◆ Task goal
Find every line in the records below that holds the word "subtitle" and copy it.
>>>
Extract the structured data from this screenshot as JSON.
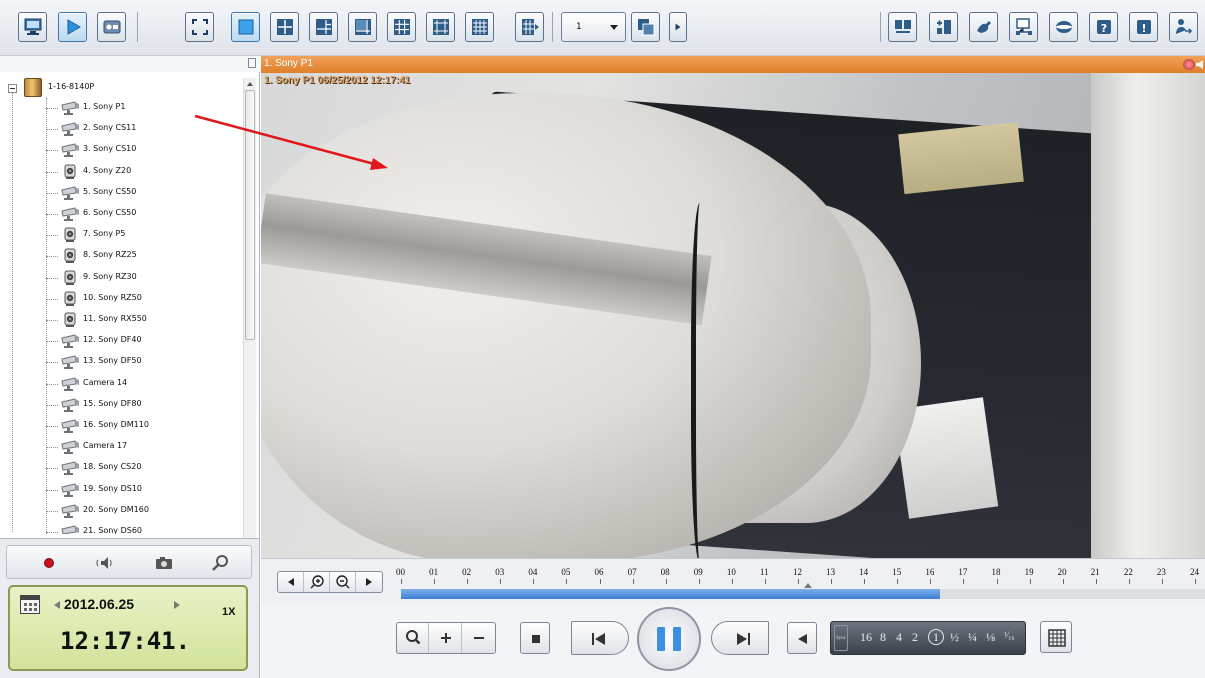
{
  "toolbar": {
    "split_page_value": "1",
    "left_buttons": [
      "live-view",
      "playback",
      "setup"
    ],
    "layout_buttons": [
      "fullscreen",
      "layout-1",
      "layout-4",
      "layout-6",
      "layout-8",
      "layout-9",
      "layout-13",
      "layout-16",
      "layout-more"
    ],
    "right_buttons": [
      "sequence",
      "pip",
      "ptz",
      "network",
      "map",
      "help",
      "about",
      "logout"
    ]
  },
  "tree": {
    "root_label": "1-16-8140P",
    "cameras": [
      {
        "label": "1. Sony P1",
        "icon": "bullet-camera-icon"
      },
      {
        "label": "2. Sony CS11",
        "icon": "bullet-camera-icon"
      },
      {
        "label": "3. Sony CS10",
        "icon": "bullet-camera-icon"
      },
      {
        "label": "4. Sony Z20",
        "icon": "ptz-camera-icon"
      },
      {
        "label": "5. Sony CS50",
        "icon": "bullet-camera-icon"
      },
      {
        "label": "6. Sony CS50",
        "icon": "bullet-camera-icon"
      },
      {
        "label": "7. Sony P5",
        "icon": "ptz-camera-icon"
      },
      {
        "label": "8. Sony RZ25",
        "icon": "ptz-camera-icon"
      },
      {
        "label": "9. Sony RZ30",
        "icon": "ptz-camera-icon"
      },
      {
        "label": "10. Sony RZ50",
        "icon": "ptz-camera-icon"
      },
      {
        "label": "11. Sony RX550",
        "icon": "ptz-camera-icon"
      },
      {
        "label": "12. Sony DF40",
        "icon": "bullet-camera-icon"
      },
      {
        "label": "13. Sony DF50",
        "icon": "bullet-camera-icon"
      },
      {
        "label": "Camera 14",
        "icon": "bullet-camera-icon"
      },
      {
        "label": "15. Sony DF80",
        "icon": "bullet-camera-icon"
      },
      {
        "label": "16. Sony DM110",
        "icon": "bullet-camera-icon"
      },
      {
        "label": "Camera 17",
        "icon": "bullet-camera-icon"
      },
      {
        "label": "18. Sony CS20",
        "icon": "bullet-camera-icon"
      },
      {
        "label": "19. Sony DS10",
        "icon": "bullet-camera-icon"
      },
      {
        "label": "20. Sony DM160",
        "icon": "bullet-camera-icon"
      },
      {
        "label": "21. Sony DS60",
        "icon": "bullet-camera-icon"
      }
    ]
  },
  "control": {
    "date": "2012.06.25",
    "speed": "1X",
    "time": "12:17:41."
  },
  "video": {
    "title": "1. Sony P1",
    "osd": "1. Sony P1 06/25/2012 12:17:41"
  },
  "timeline": {
    "hours": [
      "00",
      "01",
      "02",
      "03",
      "04",
      "05",
      "06",
      "07",
      "08",
      "09",
      "10",
      "11",
      "12",
      "13",
      "14",
      "15",
      "16",
      "17",
      "18",
      "19",
      "20",
      "21",
      "22",
      "23",
      "24"
    ],
    "recorded_until_hour": 16.3,
    "cursor_hour": 12.3
  },
  "playback": {
    "speeds": [
      "16",
      "8",
      "4",
      "2",
      "1",
      "½",
      "¼",
      "⅛",
      "¹⁄₁₆"
    ],
    "selected_speed": "1",
    "sync_label": "Sync"
  },
  "colors": {
    "title_bar": "#e88a35",
    "timeline_fill": "#3a7fd5",
    "pause_accent": "#3f8fe0",
    "annotation_arrow": "#e0181b"
  }
}
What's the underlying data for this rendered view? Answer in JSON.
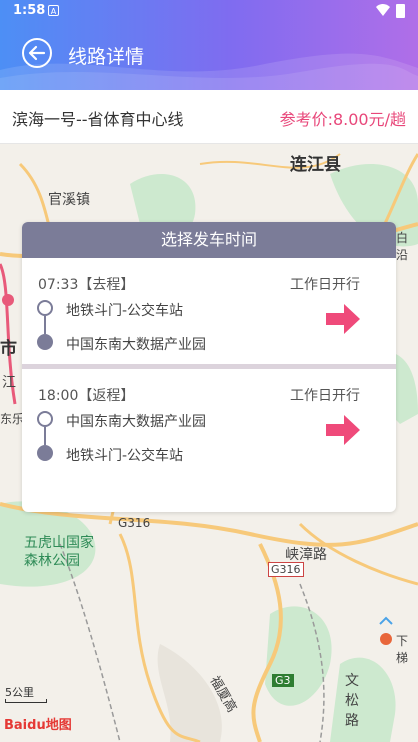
{
  "status_bar": {
    "time": "1:58",
    "notification_icon": "A"
  },
  "header": {
    "title": "线路详情",
    "back_icon": "back-arrow-icon"
  },
  "route": {
    "name": "滨海一号--省体育中心线",
    "price": "参考价:8.00元/趟"
  },
  "map": {
    "labels": [
      "连江县",
      "官溪镇",
      "市",
      "江",
      "东乐",
      "五虎山国家",
      "森林公园",
      "峡漳路",
      "G316",
      "G316",
      "G3",
      "文",
      "松",
      "路",
      "下梯",
      "福厦高",
      "白沿"
    ],
    "scale": "5公里",
    "provider": "Baidu地图"
  },
  "schedule": {
    "title": "选择发车时间",
    "trips": [
      {
        "time": "07:33【去程】",
        "note": "工作日开行",
        "from": "地铁斗门-公交车站",
        "to": "中国东南大数据产业园"
      },
      {
        "time": "18:00【返程】",
        "note": "工作日开行",
        "from": "中国东南大数据产业园",
        "to": "地铁斗门-公交车站"
      }
    ]
  },
  "colors": {
    "accent": "#e8477a",
    "header_start": "#4d8ff5",
    "header_end": "#b06ee8",
    "card_header": "#7b7c98"
  }
}
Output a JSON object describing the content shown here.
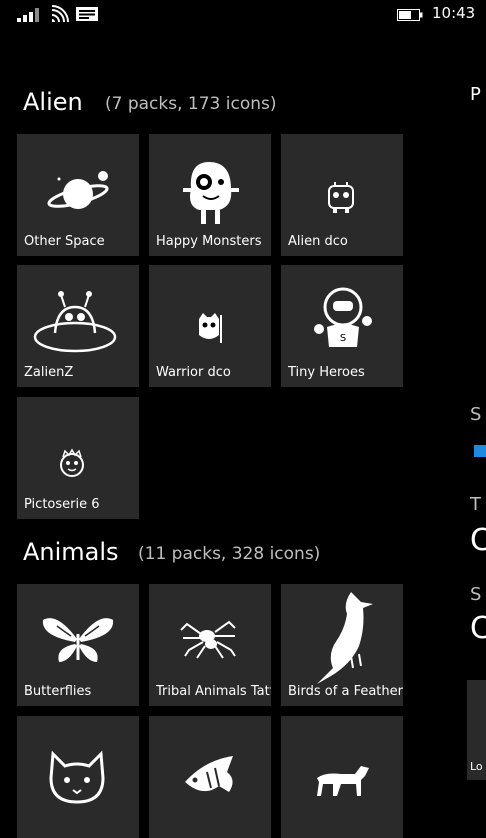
{
  "status_bar": {
    "time": "10:43"
  },
  "sections": [
    {
      "title": "Alien",
      "subtitle": "(7 packs, 173 icons)",
      "tiles": [
        {
          "label": "Other Space",
          "icon": "planet-icon"
        },
        {
          "label": "Happy Monsters",
          "icon": "monster-icon"
        },
        {
          "label": "Alien dco",
          "icon": "alien-robot-icon"
        },
        {
          "label": "ZalienZ",
          "icon": "ufo-alien-icon"
        },
        {
          "label": "Warrior dco",
          "icon": "warrior-icon"
        },
        {
          "label": "Tiny Heroes",
          "icon": "astronaut-hero-icon"
        },
        {
          "label": "Pictoserie 6",
          "icon": "alien-face-icon"
        }
      ]
    },
    {
      "title": "Animals",
      "subtitle": "(11 packs, 328 icons)",
      "tiles": [
        {
          "label": "Butterflies",
          "icon": "butterfly-icon"
        },
        {
          "label": "Tribal Animals Tatt",
          "icon": "spider-icon"
        },
        {
          "label": "Birds of a Feather",
          "icon": "bird-icon"
        },
        {
          "label": "",
          "icon": "cat-icon"
        },
        {
          "label": "",
          "icon": "fish-icon"
        },
        {
          "label": "",
          "icon": "horse-icon"
        }
      ]
    }
  ],
  "peek_panel": {
    "p_text": "P",
    "s1_text": "S",
    "t_text": "T",
    "c1_text": "C",
    "s2_text": "S",
    "c2_text": "C",
    "lo_text": "Lo"
  }
}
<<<
◆ Answer to this task
      "subtitle": "(7 packs, 173 icons)",
      "subtitle": "(11 packs, 328 icons)",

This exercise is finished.